About this exercise: Could you copy out all of the records below exactly, leaving out every picture?

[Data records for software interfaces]

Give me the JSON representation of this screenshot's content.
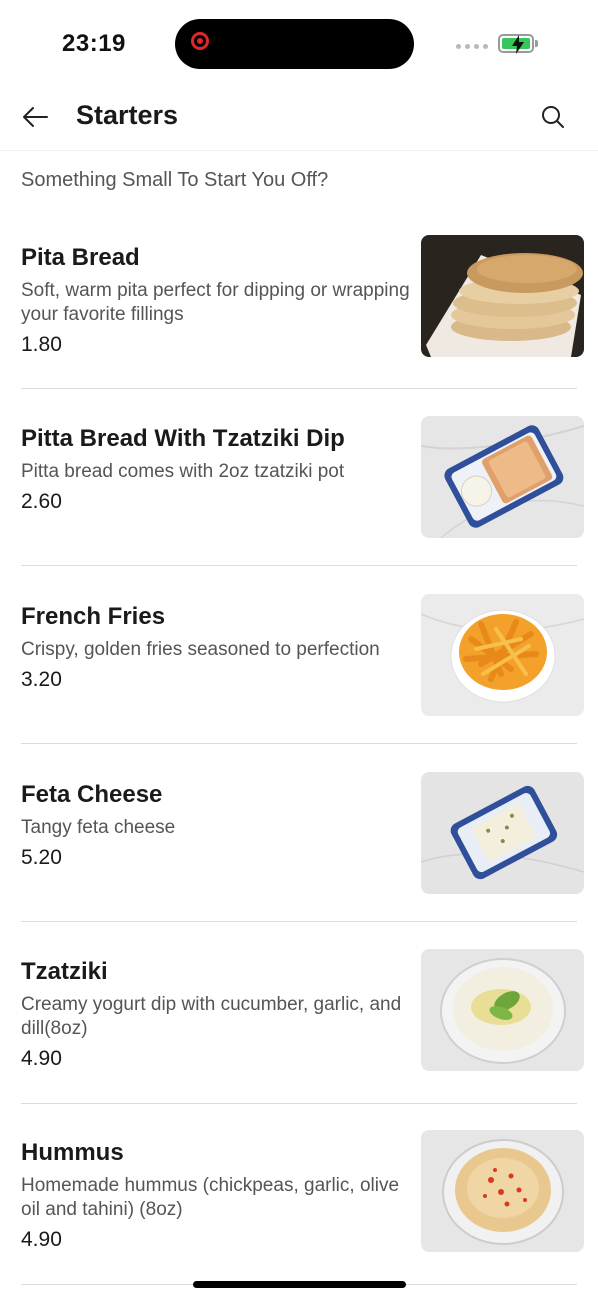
{
  "status_bar": {
    "time": "23:19"
  },
  "header": {
    "title": "Starters",
    "back_icon": "arrow-left-icon",
    "search_icon": "search-icon"
  },
  "subtitle": "Something Small To Start You Off?",
  "items": [
    {
      "name": "Pita Bread",
      "description": "Soft, warm pita perfect for dipping or wrapping your favorite fillings",
      "price": "1.80",
      "image": "pita-bread-photo"
    },
    {
      "name": "Pitta Bread With Tzatziki Dip",
      "description": "Pitta bread comes with 2oz tzatziki pot",
      "price": "2.60",
      "image": "pitta-tzatziki-photo"
    },
    {
      "name": "French Fries",
      "description": "Crispy, golden fries seasoned to perfection",
      "price": "3.20",
      "image": "french-fries-photo"
    },
    {
      "name": "Feta Cheese",
      "description": "Tangy feta cheese",
      "price": "5.20",
      "image": "feta-cheese-photo"
    },
    {
      "name": "Tzatziki",
      "description": "Creamy yogurt dip with cucumber, garlic, and dill(8oz)",
      "price": "4.90",
      "image": "tzatziki-photo"
    },
    {
      "name": "Hummus",
      "description": "Homemade hummus (chickpeas, garlic, olive oil and tahini) (8oz)",
      "price": "4.90",
      "image": "hummus-photo"
    }
  ],
  "colors": {
    "text_primary": "#1a1a1a",
    "text_secondary": "#555555",
    "divider": "#dcdcdc",
    "battery": "#34c759",
    "record": "#e0262b"
  }
}
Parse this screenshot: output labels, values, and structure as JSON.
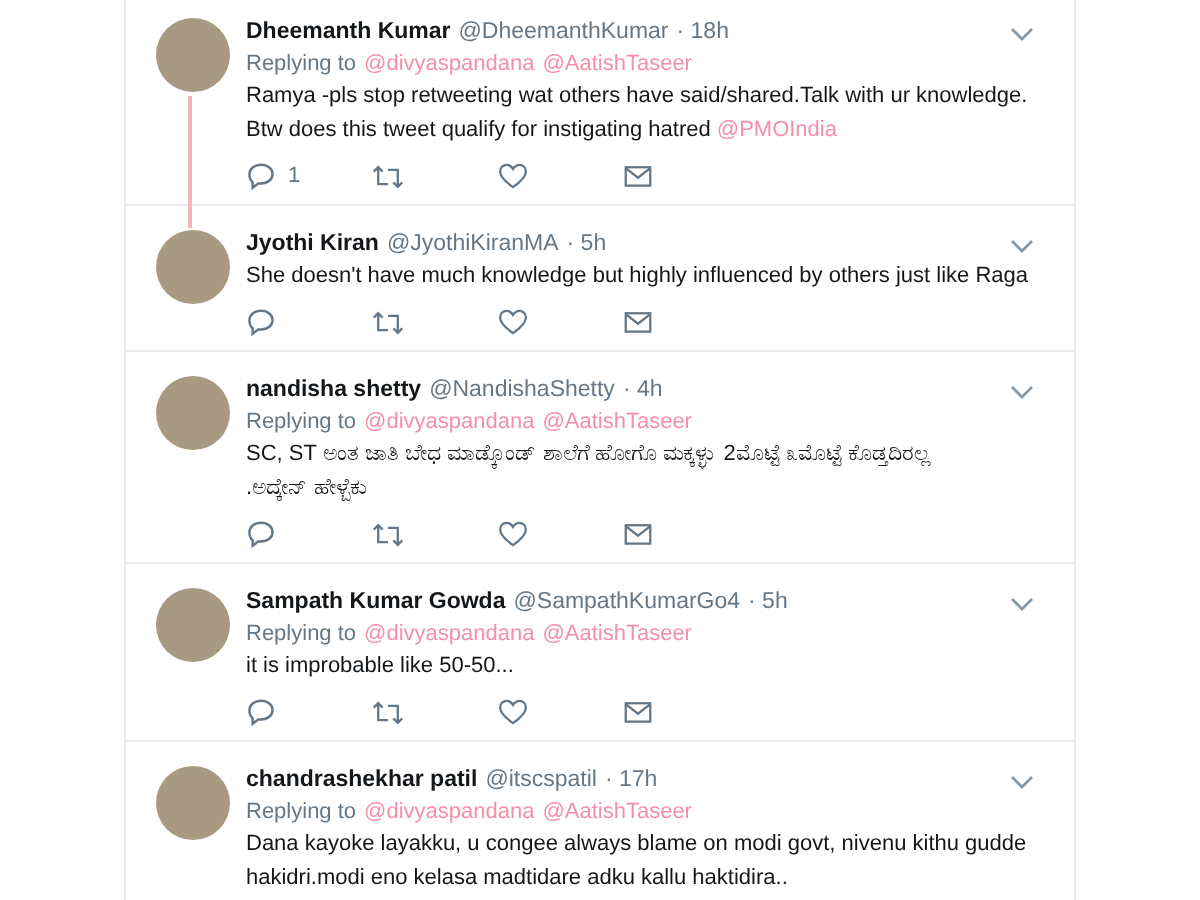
{
  "tweets": [
    {
      "name": "Dheemanth Kumar",
      "handle": "@DheemanthKumar",
      "time": "· 18h",
      "replying_label": "Replying to",
      "replying_to": [
        "@divyaspandana",
        "@AatishTaseer"
      ],
      "lines": [
        [
          {
            "text": "Ramya -pls stop retweeting wat others have said/shared.Talk with ur knowledge.",
            "kind": "plain"
          }
        ],
        [
          {
            "text": "Btw does this tweet qualify for instigating hatred ",
            "kind": "plain"
          },
          {
            "text": "@PMOIndia",
            "kind": "mention"
          }
        ]
      ],
      "reply_count": "1",
      "thread_line": true,
      "actions": true
    },
    {
      "name": "Jyothi Kiran",
      "handle": "@JyothiKiranMA",
      "time": "· 5h",
      "lines": [
        [
          {
            "text": "She doesn't have much knowledge but highly influenced by others just like Raga",
            "kind": "plain"
          }
        ]
      ],
      "thread_line": false,
      "actions": true
    },
    {
      "name": "nandisha shetty",
      "handle": "@NandishaShetty",
      "time": "· 4h",
      "replying_label": "Replying to",
      "replying_to": [
        "@divyaspandana",
        "@AatishTaseer"
      ],
      "lines": [
        [
          {
            "text": "SC, ST ಅಂತ ಜಾತಿ ಬೇಧ ಮಾಡ್ಕೊಂಡ್ ಶಾಲೆಗೆ ಹೋಗೊ ಮಕ್ಕಳ್ಳು 2ಮೊಟ್ಟೆ ೩ಮೊಟ್ಟೆ ಕೊಡ್ತದಿರಲ್ಲ",
            "kind": "plain"
          }
        ],
        [
          {
            "text": ".ಅದ್ಕೇನ್ ಹೇಳ್ಬೆಕು",
            "kind": "plain"
          }
        ]
      ],
      "thread_line": false,
      "actions": true
    },
    {
      "name": "Sampath Kumar Gowda",
      "handle": "@SampathKumarGo4",
      "time": "· 5h",
      "replying_label": "Replying to",
      "replying_to": [
        "@divyaspandana",
        "@AatishTaseer"
      ],
      "lines": [
        [
          {
            "text": "it is improbable like 50-50...",
            "kind": "plain"
          }
        ]
      ],
      "thread_line": false,
      "actions": true
    },
    {
      "name": "chandrashekhar patil",
      "handle": "@itscspatil",
      "time": "· 17h",
      "replying_label": "Replying to",
      "replying_to": [
        "@divyaspandana",
        "@AatishTaseer"
      ],
      "lines": [
        [
          {
            "text": "Dana kayoke layakku, u congee always blame on modi govt, nivenu kithu gudde",
            "kind": "plain"
          }
        ],
        [
          {
            "text": "hakidri.modi eno kelasa madtidare adku kallu haktidira..",
            "kind": "plain"
          }
        ]
      ],
      "thread_line": false,
      "actions": false
    }
  ]
}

Result for this task:
Give me the JSON representation of this screenshot's content.
{
  "status_bar": {
    "time": "23:19"
  },
  "header": {
    "title": "Starters",
    "back_icon": "arrow-left-icon",
    "search_icon": "search-icon"
  },
  "subtitle": "Something Small To Start You Off?",
  "items": [
    {
      "name": "Pita Bread",
      "description": "Soft, warm pita perfect for dipping or wrapping your favorite fillings",
      "price": "1.80",
      "image": "pita-bread-photo"
    },
    {
      "name": "Pitta Bread With Tzatziki Dip",
      "description": "Pitta bread comes with 2oz tzatziki pot",
      "price": "2.60",
      "image": "pitta-tzatziki-photo"
    },
    {
      "name": "French Fries",
      "description": "Crispy, golden fries seasoned to perfection",
      "price": "3.20",
      "image": "french-fries-photo"
    },
    {
      "name": "Feta Cheese",
      "description": "Tangy feta cheese",
      "price": "5.20",
      "image": "feta-cheese-photo"
    },
    {
      "name": "Tzatziki",
      "description": "Creamy yogurt dip with cucumber, garlic, and dill(8oz)",
      "price": "4.90",
      "image": "tzatziki-photo"
    },
    {
      "name": "Hummus",
      "description": "Homemade hummus (chickpeas, garlic, olive oil and tahini) (8oz)",
      "price": "4.90",
      "image": "hummus-photo"
    }
  ],
  "colors": {
    "text_primary": "#1a1a1a",
    "text_secondary": "#555555",
    "divider": "#dcdcdc",
    "battery": "#34c759",
    "record": "#e0262b"
  }
}
Parse this screenshot: output labels, values, and structure as JSON.
{
  "tweets": [
    {
      "name": "Dheemanth Kumar",
      "handle": "@DheemanthKumar",
      "time": "· 18h",
      "replying_label": "Replying to",
      "replying_to": [
        "@divyaspandana",
        "@AatishTaseer"
      ],
      "lines": [
        [
          {
            "text": "Ramya -pls stop retweeting wat others have said/shared.Talk with ur knowledge.",
            "kind": "plain"
          }
        ],
        [
          {
            "text": "Btw does this tweet qualify for instigating hatred ",
            "kind": "plain"
          },
          {
            "text": "@PMOIndia",
            "kind": "mention"
          }
        ]
      ],
      "reply_count": "1",
      "thread_line": true,
      "actions": true
    },
    {
      "name": "Jyothi Kiran",
      "handle": "@JyothiKiranMA",
      "time": "· 5h",
      "lines": [
        [
          {
            "text": "She doesn't have much knowledge but highly influenced by others just like Raga",
            "kind": "plain"
          }
        ]
      ],
      "thread_line": false,
      "actions": true
    },
    {
      "name": "nandisha shetty",
      "handle": "@NandishaShetty",
      "time": "· 4h",
      "replying_label": "Replying to",
      "replying_to": [
        "@divyaspandana",
        "@AatishTaseer"
      ],
      "lines": [
        [
          {
            "text": "SC, ST ಅಂತ ಜಾತಿ ಬೇಧ ಮಾಡ್ಕೊಂಡ್ ಶಾಲೆಗೆ ಹೋಗೊ ಮಕ್ಕಳ್ಳು 2ಮೊಟ್ಟೆ ೩ಮೊಟ್ಟೆ ಕೊಡ್ತದಿರಲ್ಲ",
            "kind": "plain"
          }
        ],
        [
          {
            "text": ".ಅದ್ಕೇನ್ ಹೇಳ್ಬೆಕು",
            "kind": "plain"
          }
        ]
      ],
      "thread_line": false,
      "actions": true
    },
    {
      "name": "Sampath Kumar Gowda",
      "handle": "@SampathKumarGo4",
      "time": "· 5h",
      "replying_label": "Replying to",
      "replying_to": [
        "@divyaspandana",
        "@AatishTaseer"
      ],
      "lines": [
        [
          {
            "text": "it is improbable like 50-50...",
            "kind": "plain"
          }
        ]
      ],
      "thread_line": false,
      "actions": true
    },
    {
      "name": "chandrashekhar patil",
      "handle": "@itscspatil",
      "time": "· 17h",
      "replying_label": "Replying to",
      "replying_to": [
        "@divyaspandana",
        "@AatishTaseer"
      ],
      "lines": [
        [
          {
            "text": "Dana kayoke layakku, u congee always blame on modi govt, nivenu kithu gudde",
            "kind": "plain"
          }
        ],
        [
          {
            "text": "hakidri.modi eno kelasa madtidare adku kallu haktidira..",
            "kind": "plain"
          }
        ]
      ],
      "thread_line": false,
      "actions": false
    }
  ]
}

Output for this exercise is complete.